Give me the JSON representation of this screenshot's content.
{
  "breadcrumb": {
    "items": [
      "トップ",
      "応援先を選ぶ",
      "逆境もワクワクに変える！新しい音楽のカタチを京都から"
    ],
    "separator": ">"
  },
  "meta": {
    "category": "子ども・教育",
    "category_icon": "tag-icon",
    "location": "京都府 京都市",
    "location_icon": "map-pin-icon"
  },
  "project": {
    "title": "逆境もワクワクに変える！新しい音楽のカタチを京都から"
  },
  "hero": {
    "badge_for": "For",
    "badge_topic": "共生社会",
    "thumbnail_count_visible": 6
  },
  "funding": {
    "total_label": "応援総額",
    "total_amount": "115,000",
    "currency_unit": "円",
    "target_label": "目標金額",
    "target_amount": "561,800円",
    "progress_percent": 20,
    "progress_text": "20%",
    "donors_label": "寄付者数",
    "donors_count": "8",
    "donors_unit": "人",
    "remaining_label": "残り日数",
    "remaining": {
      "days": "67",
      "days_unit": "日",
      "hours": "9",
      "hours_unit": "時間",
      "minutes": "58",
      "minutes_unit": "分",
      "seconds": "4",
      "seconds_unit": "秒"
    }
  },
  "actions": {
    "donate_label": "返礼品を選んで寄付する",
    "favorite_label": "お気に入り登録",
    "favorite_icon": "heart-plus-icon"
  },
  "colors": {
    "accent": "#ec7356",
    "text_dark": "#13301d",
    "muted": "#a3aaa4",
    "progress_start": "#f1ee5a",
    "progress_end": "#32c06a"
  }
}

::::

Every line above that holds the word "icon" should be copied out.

    "category_icon": "tag-icon",
    "location_icon": "map-pin-icon"
    "favorite_icon": "heart-plus-icon"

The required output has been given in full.